- _EXERCISE_: Which lines of the entries below hold the word "icon"? Report each of them.

___

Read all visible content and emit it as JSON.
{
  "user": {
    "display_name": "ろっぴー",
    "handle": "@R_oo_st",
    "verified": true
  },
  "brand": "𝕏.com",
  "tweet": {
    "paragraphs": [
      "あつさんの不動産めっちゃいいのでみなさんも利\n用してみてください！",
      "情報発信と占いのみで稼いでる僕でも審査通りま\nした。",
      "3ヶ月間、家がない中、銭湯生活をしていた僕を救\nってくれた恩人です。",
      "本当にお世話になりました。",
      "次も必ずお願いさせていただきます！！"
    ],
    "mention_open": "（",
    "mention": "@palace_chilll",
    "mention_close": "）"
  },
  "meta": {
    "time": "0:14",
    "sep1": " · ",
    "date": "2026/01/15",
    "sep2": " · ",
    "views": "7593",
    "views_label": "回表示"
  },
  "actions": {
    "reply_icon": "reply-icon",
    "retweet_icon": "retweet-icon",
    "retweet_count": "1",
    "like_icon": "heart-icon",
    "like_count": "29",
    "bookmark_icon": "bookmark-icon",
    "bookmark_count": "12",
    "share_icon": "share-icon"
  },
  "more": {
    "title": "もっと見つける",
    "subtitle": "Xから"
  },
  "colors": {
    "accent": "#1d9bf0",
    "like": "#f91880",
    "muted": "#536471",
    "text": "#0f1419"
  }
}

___

- _TASK RESULT_:
    "reply_icon": "reply-icon",
    "retweet_icon": "retweet-icon",
    "like_icon": "heart-icon",
    "bookmark_icon": "bookmark-icon",
    "share_icon": "share-icon"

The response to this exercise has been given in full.